Your assignment: Report each line of the records below that holds the word "rating".

Material for the task:
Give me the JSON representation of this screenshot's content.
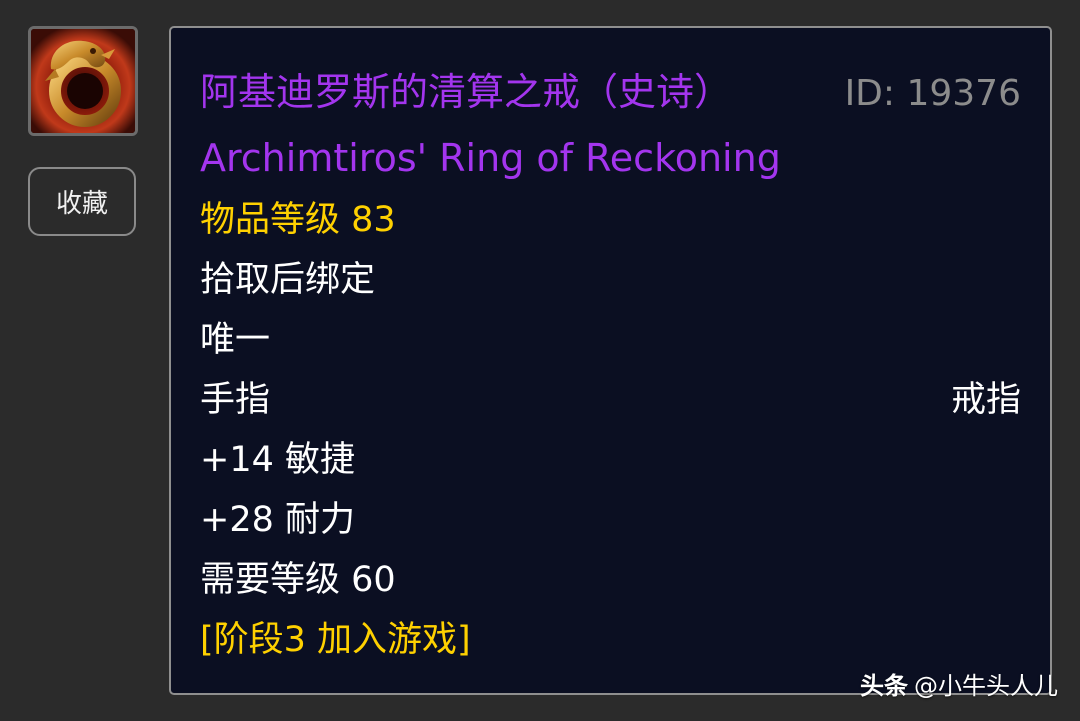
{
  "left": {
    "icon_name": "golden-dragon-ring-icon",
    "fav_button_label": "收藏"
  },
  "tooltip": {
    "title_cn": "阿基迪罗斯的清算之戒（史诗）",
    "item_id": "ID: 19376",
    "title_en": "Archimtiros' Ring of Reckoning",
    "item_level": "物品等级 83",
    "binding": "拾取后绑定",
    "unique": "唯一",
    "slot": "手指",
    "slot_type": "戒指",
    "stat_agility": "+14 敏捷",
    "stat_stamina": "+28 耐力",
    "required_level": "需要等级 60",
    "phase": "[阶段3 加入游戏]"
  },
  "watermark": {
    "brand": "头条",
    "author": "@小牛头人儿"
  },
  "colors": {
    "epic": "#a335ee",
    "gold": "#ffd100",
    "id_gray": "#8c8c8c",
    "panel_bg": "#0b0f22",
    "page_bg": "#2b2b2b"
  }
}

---

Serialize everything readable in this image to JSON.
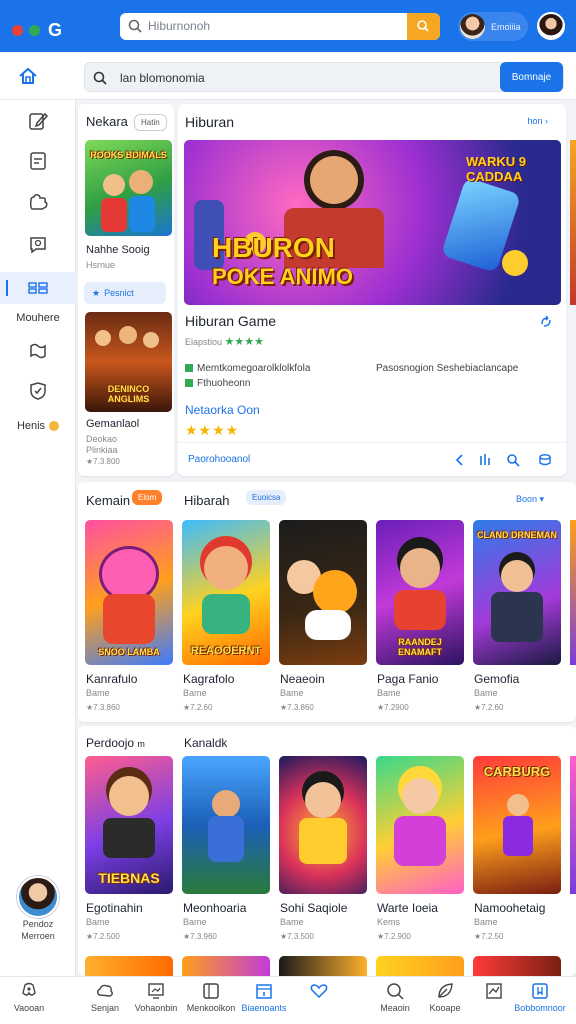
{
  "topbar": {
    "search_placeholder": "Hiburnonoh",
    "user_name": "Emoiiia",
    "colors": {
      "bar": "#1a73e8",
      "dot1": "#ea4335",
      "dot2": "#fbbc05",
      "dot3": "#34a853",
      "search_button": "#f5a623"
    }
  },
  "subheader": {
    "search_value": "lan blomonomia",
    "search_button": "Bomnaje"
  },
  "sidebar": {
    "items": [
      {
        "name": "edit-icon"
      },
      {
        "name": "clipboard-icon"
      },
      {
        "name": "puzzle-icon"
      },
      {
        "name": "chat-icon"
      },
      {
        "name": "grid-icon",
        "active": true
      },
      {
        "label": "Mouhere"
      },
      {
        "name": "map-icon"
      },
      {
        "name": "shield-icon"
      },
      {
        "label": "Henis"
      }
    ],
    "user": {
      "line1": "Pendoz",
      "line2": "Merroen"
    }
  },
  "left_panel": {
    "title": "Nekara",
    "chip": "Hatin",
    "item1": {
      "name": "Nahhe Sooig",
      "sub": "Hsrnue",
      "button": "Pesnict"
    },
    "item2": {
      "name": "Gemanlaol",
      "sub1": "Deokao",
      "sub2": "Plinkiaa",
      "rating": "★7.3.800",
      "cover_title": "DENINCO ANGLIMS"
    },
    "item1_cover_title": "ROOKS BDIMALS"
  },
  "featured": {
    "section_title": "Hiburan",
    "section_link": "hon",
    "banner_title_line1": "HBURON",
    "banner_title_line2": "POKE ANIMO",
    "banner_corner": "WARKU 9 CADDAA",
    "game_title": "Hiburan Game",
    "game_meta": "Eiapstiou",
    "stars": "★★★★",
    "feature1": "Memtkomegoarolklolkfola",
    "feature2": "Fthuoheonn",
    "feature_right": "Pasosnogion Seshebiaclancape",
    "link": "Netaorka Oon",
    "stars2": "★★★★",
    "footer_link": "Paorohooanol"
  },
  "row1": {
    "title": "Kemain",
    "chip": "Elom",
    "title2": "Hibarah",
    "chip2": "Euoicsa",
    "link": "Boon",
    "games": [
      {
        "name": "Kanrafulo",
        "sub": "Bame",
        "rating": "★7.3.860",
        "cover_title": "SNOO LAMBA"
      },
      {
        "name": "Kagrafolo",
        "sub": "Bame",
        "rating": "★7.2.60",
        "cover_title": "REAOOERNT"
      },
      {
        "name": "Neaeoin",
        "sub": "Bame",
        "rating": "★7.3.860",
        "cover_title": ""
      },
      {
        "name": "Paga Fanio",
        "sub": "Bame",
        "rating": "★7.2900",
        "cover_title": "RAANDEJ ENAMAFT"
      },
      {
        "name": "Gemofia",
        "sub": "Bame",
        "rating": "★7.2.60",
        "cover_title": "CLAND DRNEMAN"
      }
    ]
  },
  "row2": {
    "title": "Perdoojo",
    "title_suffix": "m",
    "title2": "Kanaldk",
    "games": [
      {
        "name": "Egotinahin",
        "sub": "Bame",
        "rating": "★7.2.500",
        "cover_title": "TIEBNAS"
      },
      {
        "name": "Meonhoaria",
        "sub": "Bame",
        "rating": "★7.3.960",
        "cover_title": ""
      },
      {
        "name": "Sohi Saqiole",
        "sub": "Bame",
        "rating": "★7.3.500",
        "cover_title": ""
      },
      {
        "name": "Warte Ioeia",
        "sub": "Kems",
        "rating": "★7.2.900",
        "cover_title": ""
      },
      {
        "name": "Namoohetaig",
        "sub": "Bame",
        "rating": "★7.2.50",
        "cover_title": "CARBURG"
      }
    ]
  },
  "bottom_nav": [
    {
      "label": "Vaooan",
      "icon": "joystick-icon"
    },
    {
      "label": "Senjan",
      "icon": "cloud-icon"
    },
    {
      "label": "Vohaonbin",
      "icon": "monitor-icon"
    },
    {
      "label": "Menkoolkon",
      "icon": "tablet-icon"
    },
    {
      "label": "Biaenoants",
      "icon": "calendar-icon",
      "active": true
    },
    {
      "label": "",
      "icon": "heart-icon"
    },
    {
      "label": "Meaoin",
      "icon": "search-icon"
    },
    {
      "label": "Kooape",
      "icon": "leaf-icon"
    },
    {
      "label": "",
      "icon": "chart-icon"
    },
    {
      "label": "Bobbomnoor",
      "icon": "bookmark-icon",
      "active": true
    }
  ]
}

Response below:
      "rating": "★7.3.800",
        "rating": "★7.3.860",
        "rating": "★7.2.60",
        "rating": "★7.3.860",
        "rating": "★7.2900",
        "rating": "★7.2.60",
        "rating": "★7.2.500",
        "rating": "★7.3.960",
        "rating": "★7.3.500",
        "rating": "★7.2.900",
        "rating": "★7.2.50",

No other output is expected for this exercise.